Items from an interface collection
· · · · · · ·

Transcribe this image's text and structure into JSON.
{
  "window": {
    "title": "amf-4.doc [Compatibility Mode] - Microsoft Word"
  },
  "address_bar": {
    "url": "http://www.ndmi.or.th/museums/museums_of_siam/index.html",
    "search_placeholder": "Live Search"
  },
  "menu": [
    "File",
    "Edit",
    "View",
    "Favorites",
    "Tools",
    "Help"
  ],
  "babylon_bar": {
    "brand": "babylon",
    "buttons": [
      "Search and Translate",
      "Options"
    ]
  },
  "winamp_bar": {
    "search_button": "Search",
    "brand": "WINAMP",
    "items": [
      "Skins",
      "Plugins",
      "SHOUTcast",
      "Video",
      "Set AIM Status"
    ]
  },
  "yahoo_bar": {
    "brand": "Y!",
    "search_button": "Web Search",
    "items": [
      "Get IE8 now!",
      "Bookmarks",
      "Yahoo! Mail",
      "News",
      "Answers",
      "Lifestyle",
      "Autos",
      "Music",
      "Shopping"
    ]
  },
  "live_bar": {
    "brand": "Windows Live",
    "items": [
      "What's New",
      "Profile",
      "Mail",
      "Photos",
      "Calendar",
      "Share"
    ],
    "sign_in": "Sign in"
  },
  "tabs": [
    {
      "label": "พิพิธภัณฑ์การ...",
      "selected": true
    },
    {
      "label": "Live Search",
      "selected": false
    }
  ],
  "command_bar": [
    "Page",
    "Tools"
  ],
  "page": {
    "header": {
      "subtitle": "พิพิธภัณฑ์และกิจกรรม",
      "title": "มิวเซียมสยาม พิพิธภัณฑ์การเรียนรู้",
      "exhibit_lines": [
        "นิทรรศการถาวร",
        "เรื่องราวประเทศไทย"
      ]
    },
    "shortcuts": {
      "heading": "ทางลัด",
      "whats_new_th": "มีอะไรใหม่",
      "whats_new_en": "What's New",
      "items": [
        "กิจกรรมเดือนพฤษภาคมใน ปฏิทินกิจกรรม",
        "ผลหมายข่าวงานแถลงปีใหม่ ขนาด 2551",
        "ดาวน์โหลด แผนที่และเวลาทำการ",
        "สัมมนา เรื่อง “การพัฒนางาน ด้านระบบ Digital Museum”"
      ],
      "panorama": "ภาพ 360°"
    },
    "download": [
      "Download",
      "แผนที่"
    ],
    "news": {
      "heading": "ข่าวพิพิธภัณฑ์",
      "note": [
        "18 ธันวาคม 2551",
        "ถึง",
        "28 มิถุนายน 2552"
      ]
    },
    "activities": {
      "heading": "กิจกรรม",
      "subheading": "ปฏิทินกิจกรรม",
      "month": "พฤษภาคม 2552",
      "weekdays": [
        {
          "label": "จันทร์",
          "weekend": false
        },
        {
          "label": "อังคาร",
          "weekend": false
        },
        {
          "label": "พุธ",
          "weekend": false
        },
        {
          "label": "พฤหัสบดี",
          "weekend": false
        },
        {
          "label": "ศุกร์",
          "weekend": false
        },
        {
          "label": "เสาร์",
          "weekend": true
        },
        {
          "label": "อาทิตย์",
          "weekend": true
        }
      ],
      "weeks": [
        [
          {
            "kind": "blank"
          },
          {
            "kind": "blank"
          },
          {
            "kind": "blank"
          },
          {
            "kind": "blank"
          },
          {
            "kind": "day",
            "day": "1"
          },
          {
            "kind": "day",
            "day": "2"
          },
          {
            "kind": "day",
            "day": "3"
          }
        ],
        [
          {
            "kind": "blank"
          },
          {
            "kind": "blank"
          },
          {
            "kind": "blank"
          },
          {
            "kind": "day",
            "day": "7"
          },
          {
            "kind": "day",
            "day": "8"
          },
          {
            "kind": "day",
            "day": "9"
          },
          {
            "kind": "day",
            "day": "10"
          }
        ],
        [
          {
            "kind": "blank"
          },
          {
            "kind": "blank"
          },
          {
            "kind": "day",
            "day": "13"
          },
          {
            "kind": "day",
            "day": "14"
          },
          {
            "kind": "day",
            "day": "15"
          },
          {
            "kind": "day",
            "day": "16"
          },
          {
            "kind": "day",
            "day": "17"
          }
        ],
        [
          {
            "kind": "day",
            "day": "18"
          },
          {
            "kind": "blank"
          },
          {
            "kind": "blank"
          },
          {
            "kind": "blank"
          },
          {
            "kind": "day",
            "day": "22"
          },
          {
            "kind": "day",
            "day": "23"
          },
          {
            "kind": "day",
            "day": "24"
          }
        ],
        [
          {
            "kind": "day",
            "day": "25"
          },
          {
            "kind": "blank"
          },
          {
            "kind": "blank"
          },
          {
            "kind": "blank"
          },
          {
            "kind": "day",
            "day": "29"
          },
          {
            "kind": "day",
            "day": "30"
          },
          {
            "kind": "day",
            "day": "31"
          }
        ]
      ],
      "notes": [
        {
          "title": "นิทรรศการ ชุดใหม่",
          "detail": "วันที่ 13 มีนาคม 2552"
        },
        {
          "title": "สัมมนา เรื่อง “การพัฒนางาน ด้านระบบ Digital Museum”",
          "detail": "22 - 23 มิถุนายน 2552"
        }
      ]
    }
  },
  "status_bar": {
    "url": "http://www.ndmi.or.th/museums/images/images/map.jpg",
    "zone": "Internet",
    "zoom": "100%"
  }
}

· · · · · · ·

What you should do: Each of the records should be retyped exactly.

Answer below:
Transcribe this image's text and structure into JSON.
{
  "window": {
    "title": "amf-4.doc [Compatibility Mode] - Microsoft Word"
  },
  "address_bar": {
    "url": "http://www.ndmi.or.th/museums/museums_of_siam/index.html",
    "search_placeholder": "Live Search"
  },
  "menu": [
    "File",
    "Edit",
    "View",
    "Favorites",
    "Tools",
    "Help"
  ],
  "babylon_bar": {
    "brand": "babylon",
    "buttons": [
      "Search and Translate",
      "Options"
    ]
  },
  "winamp_bar": {
    "search_button": "Search",
    "brand": "WINAMP",
    "items": [
      "Skins",
      "Plugins",
      "SHOUTcast",
      "Video",
      "Set AIM Status"
    ]
  },
  "yahoo_bar": {
    "brand": "Y!",
    "search_button": "Web Search",
    "items": [
      "Get IE8 now!",
      "Bookmarks",
      "Yahoo! Mail",
      "News",
      "Answers",
      "Lifestyle",
      "Autos",
      "Music",
      "Shopping"
    ]
  },
  "live_bar": {
    "brand": "Windows Live",
    "items": [
      "What's New",
      "Profile",
      "Mail",
      "Photos",
      "Calendar",
      "Share"
    ],
    "sign_in": "Sign in"
  },
  "tabs": [
    {
      "label": "พิพิธภัณฑ์การ...",
      "selected": true
    },
    {
      "label": "Live Search",
      "selected": false
    }
  ],
  "command_bar": [
    "Page",
    "Tools"
  ],
  "page": {
    "header": {
      "subtitle": "พิพิธภัณฑ์และกิจกรรม",
      "title": "มิวเซียมสยาม พิพิธภัณฑ์การเรียนรู้",
      "exhibit_lines": [
        "นิทรรศการถาวร",
        "เรื่องราวประเทศไทย"
      ]
    },
    "shortcuts": {
      "heading": "ทางลัด",
      "whats_new_th": "มีอะไรใหม่",
      "whats_new_en": "What's New",
      "items": [
        "กิจกรรมเดือนพฤษภาคมใน ปฏิทินกิจกรรม",
        "ผลหมายข่าวงานแถลงปีใหม่ ขนาด 2551",
        "ดาวน์โหลด แผนที่และเวลาทำการ",
        "สัมมนา เรื่อง “การพัฒนางาน ด้านระบบ Digital Museum”"
      ],
      "panorama": "ภาพ 360°"
    },
    "download": [
      "Download",
      "แผนที่"
    ],
    "news": {
      "heading": "ข่าวพิพิธภัณฑ์",
      "note": [
        "18 ธันวาคม 2551",
        "ถึง",
        "28 มิถุนายน 2552"
      ]
    },
    "activities": {
      "heading": "กิจกรรม",
      "subheading": "ปฏิทินกิจกรรม",
      "month": "พฤษภาคม 2552",
      "weekdays": [
        {
          "label": "จันทร์",
          "weekend": false
        },
        {
          "label": "อังคาร",
          "weekend": false
        },
        {
          "label": "พุธ",
          "weekend": false
        },
        {
          "label": "พฤหัสบดี",
          "weekend": false
        },
        {
          "label": "ศุกร์",
          "weekend": false
        },
        {
          "label": "เสาร์",
          "weekend": true
        },
        {
          "label": "อาทิตย์",
          "weekend": true
        }
      ],
      "weeks": [
        [
          {
            "kind": "blank"
          },
          {
            "kind": "blank"
          },
          {
            "kind": "blank"
          },
          {
            "kind": "blank"
          },
          {
            "kind": "day",
            "day": "1"
          },
          {
            "kind": "day",
            "day": "2"
          },
          {
            "kind": "day",
            "day": "3"
          }
        ],
        [
          {
            "kind": "blank"
          },
          {
            "kind": "blank"
          },
          {
            "kind": "blank"
          },
          {
            "kind": "day",
            "day": "7"
          },
          {
            "kind": "day",
            "day": "8"
          },
          {
            "kind": "day",
            "day": "9"
          },
          {
            "kind": "day",
            "day": "10"
          }
        ],
        [
          {
            "kind": "blank"
          },
          {
            "kind": "blank"
          },
          {
            "kind": "day",
            "day": "13"
          },
          {
            "kind": "day",
            "day": "14"
          },
          {
            "kind": "day",
            "day": "15"
          },
          {
            "kind": "day",
            "day": "16"
          },
          {
            "kind": "day",
            "day": "17"
          }
        ],
        [
          {
            "kind": "day",
            "day": "18"
          },
          {
            "kind": "blank"
          },
          {
            "kind": "blank"
          },
          {
            "kind": "blank"
          },
          {
            "kind": "day",
            "day": "22"
          },
          {
            "kind": "day",
            "day": "23"
          },
          {
            "kind": "day",
            "day": "24"
          }
        ],
        [
          {
            "kind": "day",
            "day": "25"
          },
          {
            "kind": "blank"
          },
          {
            "kind": "blank"
          },
          {
            "kind": "blank"
          },
          {
            "kind": "day",
            "day": "29"
          },
          {
            "kind": "day",
            "day": "30"
          },
          {
            "kind": "day",
            "day": "31"
          }
        ]
      ],
      "notes": [
        {
          "title": "นิทรรศการ ชุดใหม่",
          "detail": "วันที่ 13 มีนาคม 2552"
        },
        {
          "title": "สัมมนา เรื่อง “การพัฒนางาน ด้านระบบ Digital Museum”",
          "detail": "22 - 23 มิถุนายน 2552"
        }
      ]
    }
  },
  "status_bar": {
    "url": "http://www.ndmi.or.th/museums/images/images/map.jpg",
    "zone": "Internet",
    "zoom": "100%"
  }
}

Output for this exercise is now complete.